Drew Snauffer - American Peace Corps. Major contributor to the Newport and Smokey Hole work. Good in a cave and good with a machete.
Brian Zane - Jamaican resident. Set up STEA cave tours. Important member of the JCO crew.
Andreas Haiduk - Jamaican resident. Solid, very brave caver, and our expert in hydrology.
Clive Donaldson - Chatsworth division
Adam Hyde - Head of the JCC. Excellent caver. Responsible for much of the best caving work done in Jamaica during the 1990's.
Barbara Gottgens - Jamaican national - great caver
Marcella Phillips - Jamaican national - one of the newer members - shows great promise
Ann Silvera - Jamaican national - not underground so much, but a great help up-top
Wayne Francis - Manchester division
Roger Hendricks - Manchester division
Terreca Robinson - Manchester division
Delroy Williams - Windsor crew.
Rohan Ranger - Wales Pond division
Vincent Cunningham - Roehampton division
Associated cavers, (those who are with us at times, but not as often as the main crew):
Dr. Donald McFarlane - Currently a Prof at the Keck. One of Jamaica's finest cavers, beginning with his days as part of the Liverpool U team, and continuing to today.
Andrea Donaldson - NEPA.
Wendy Lee - NJCA
Kimberly John - TNC-J
Minke Newman - TNC-J
Alan G. Fincham - Author of Jamaica Underground. Now retired to Cyprus, but with us in spirit.
Miss Lilly Bolt - Jamaican national. Secretary of the JCO.
Tumpa - Jamaican national.
Miss Herma - Windsor
Pem-pem - Windsor
Miss Donnet - Chatsworth
Miss Carol - Troy
Paul Bailey - Troy
Joanne and Hortense - Quick Step
Trudy-Ann - Freemans Hall - The most beautiful woman in Jamaica.
We are also fortunate in having other American Peace Corps volunteers who help when they can, and these include:
The JCO is dependent on our collaborators for all things scientific, and chief amongst these are:
Dr Donald McFarlane - Prof. of Biology, Keck Sci Ctr

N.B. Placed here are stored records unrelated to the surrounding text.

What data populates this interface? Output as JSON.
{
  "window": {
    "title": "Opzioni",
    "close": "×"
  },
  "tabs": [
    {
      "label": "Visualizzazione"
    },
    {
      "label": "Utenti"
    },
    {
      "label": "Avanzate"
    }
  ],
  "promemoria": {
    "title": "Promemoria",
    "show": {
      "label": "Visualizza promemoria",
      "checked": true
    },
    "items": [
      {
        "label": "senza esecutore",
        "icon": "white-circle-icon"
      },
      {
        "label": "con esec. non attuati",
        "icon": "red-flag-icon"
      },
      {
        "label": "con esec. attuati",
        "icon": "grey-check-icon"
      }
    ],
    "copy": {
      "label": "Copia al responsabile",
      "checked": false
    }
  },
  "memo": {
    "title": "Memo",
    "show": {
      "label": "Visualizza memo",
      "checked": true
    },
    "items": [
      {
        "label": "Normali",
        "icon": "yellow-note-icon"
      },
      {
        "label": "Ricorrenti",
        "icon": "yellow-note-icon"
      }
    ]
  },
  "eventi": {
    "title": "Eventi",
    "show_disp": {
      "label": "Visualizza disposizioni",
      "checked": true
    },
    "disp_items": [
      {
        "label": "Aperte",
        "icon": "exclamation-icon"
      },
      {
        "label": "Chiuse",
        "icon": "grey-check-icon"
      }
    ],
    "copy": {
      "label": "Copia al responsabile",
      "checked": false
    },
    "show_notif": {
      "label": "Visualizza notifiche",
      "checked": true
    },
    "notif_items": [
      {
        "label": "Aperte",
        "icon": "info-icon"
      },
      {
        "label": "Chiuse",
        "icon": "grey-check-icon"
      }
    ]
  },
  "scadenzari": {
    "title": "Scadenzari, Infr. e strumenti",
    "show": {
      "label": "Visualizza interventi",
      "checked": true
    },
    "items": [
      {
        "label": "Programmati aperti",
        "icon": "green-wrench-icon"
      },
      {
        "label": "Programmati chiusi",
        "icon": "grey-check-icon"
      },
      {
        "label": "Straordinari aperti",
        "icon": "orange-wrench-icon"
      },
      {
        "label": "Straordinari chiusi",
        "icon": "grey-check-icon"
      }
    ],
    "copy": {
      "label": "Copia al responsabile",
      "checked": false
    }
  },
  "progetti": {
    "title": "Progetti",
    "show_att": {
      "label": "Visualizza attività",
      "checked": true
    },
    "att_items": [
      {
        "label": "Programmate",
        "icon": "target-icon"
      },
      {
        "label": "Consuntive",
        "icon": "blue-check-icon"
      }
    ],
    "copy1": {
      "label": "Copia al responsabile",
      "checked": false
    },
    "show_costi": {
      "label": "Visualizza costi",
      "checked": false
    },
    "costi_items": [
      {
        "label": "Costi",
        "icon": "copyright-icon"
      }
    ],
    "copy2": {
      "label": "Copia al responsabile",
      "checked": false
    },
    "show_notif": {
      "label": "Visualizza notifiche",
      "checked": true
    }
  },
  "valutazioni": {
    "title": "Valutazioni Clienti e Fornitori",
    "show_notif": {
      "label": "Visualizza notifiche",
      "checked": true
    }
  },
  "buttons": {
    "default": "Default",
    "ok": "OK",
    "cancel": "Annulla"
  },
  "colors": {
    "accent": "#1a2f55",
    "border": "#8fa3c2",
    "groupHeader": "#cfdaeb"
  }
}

Dr Stewart Peck - Prof. of Biology, Carleton U.
Dr George Beccaloni - Curator, Natural History Museum, UK
Dr Philip Allsworth-Jones, Prof of Archaeology, UWI
We welcome others who might be interested to link with our group. There are no fees at this time. Membership is open to anyone who can be of practical assistance in our projects, and who also has a regular presence in Jamaica. That said, it must be noted that what we do is not for the faint-hearted. To be a part of the team, you must be able to learn to descend and ascend ropes that are hundreds of feet long; you must be comfortable worming your way through small muddy passages; and most importantly, you must not be afraid of the dark.

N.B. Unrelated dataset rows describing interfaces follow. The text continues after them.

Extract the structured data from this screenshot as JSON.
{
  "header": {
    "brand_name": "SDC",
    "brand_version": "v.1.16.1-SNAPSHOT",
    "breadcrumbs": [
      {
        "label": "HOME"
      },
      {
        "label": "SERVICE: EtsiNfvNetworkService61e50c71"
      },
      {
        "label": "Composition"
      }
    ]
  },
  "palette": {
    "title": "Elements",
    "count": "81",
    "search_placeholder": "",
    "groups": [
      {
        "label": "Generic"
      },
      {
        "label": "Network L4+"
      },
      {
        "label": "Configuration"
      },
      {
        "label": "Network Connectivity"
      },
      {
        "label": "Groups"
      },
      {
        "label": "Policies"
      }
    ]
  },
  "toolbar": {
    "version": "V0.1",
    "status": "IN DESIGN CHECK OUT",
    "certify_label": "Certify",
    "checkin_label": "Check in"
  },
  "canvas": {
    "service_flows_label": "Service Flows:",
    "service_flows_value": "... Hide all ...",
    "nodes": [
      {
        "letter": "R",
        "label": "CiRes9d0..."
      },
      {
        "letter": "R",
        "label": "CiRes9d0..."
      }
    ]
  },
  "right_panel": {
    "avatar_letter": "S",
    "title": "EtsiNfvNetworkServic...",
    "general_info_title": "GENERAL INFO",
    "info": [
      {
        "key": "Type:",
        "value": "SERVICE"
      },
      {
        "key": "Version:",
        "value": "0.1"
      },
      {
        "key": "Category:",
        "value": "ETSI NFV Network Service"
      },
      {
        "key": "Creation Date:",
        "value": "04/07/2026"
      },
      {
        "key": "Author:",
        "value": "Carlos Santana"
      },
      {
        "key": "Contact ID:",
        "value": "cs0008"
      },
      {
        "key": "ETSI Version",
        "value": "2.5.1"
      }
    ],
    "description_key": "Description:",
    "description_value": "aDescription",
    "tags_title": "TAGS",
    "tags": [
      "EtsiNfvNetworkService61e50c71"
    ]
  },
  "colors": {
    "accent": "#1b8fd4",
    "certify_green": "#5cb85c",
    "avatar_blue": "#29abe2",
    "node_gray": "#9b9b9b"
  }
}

The JCO is a non-profit organisation, but attempts to raise funding by way of a couple of different efforts. These mostly consist of guiding hikers across the Troy Trail, and other trails, in the Cockpit Country, and selling maps that we've created as part of our projects. Nevertheless, we are always operating at a net loss and it has a direct effect on the degree to which we can carry out our activities. Some of our group must scrape up much money for airfare for every expedition, and those who live in Jamaica are limited in the time they can allot to caving, not only by the costs of ground-transport, batteries, gear and ropes, but by the simple need to earn their daily-bread. We invite donations of both gear and monies that might assist us in our projects. We can promise that everything that is received will be applied completely to caving and will be thoroughly accounted for. We suggest that those who might be both wealthy and generous enough to sponsor our work see any donations as an investment in the future of Jamaica's underground environment.

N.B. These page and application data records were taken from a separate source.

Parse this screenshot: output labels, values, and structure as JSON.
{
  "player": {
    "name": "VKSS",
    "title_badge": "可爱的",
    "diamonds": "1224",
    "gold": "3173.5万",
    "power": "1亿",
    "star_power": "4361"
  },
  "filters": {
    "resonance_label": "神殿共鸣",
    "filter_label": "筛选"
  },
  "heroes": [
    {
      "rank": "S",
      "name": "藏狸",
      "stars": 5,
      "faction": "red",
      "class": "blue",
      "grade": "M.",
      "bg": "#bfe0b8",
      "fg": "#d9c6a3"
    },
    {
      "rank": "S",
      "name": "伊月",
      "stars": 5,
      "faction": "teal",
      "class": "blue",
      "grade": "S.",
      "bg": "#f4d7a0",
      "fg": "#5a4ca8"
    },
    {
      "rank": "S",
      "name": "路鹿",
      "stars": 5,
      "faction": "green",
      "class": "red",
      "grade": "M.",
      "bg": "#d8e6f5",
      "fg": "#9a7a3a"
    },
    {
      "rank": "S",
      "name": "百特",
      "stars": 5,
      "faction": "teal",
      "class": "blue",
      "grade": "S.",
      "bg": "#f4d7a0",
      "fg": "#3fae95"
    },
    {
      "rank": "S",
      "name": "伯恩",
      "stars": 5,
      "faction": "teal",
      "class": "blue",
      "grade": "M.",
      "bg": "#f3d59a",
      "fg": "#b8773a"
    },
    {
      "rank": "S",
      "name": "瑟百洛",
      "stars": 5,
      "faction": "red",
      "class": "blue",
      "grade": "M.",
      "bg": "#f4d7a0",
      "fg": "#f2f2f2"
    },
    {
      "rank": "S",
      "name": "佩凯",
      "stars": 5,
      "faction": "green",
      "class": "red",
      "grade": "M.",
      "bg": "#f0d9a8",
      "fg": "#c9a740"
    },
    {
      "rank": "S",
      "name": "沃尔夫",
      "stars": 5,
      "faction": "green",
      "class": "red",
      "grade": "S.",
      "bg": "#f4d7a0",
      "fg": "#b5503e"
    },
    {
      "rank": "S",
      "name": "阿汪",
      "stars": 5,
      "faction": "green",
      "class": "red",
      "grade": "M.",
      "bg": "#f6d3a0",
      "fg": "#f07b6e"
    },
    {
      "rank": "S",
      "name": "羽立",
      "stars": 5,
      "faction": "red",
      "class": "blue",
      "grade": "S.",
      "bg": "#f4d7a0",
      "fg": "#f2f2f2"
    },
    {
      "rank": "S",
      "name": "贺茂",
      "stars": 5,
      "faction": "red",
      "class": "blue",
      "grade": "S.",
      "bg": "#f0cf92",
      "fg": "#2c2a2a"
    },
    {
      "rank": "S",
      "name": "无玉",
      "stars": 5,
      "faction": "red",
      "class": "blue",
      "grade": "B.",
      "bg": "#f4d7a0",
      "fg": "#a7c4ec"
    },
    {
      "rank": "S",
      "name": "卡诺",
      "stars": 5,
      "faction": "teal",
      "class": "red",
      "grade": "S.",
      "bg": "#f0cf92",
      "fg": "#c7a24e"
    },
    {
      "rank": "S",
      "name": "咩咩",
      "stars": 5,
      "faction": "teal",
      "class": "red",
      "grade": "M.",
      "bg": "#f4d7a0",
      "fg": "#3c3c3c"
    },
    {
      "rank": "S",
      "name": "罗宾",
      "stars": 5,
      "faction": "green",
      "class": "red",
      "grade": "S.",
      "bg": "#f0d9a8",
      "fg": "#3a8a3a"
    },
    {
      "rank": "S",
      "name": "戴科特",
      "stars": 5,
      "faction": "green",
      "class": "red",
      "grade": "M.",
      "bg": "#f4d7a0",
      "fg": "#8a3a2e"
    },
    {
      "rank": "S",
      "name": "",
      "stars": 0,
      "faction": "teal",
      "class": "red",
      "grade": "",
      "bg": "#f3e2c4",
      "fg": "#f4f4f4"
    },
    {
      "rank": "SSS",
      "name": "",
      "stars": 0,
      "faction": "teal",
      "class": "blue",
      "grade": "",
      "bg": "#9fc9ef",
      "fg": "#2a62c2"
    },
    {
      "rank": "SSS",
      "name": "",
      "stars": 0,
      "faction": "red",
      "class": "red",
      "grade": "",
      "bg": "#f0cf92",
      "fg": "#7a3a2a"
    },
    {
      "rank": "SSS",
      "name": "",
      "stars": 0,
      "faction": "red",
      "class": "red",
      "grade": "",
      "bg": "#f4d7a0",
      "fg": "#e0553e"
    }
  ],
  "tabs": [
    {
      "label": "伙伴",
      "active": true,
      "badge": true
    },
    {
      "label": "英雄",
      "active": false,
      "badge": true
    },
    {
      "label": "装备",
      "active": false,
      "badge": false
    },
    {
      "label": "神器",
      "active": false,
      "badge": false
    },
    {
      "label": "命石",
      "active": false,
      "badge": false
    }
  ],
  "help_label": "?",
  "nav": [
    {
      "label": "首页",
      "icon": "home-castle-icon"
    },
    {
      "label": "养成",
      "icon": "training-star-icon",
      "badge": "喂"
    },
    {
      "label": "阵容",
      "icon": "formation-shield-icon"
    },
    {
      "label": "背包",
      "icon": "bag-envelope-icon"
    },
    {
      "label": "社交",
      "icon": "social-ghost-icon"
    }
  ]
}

We would like to thank The Nature Conservancy for their recent funding, and also thank the NSS for their grant in Jan, 2005, for the St Clair Cave project.
|Bellinger, Conolley, Stirling, Stewart, Hyde, Peterson, Bolt|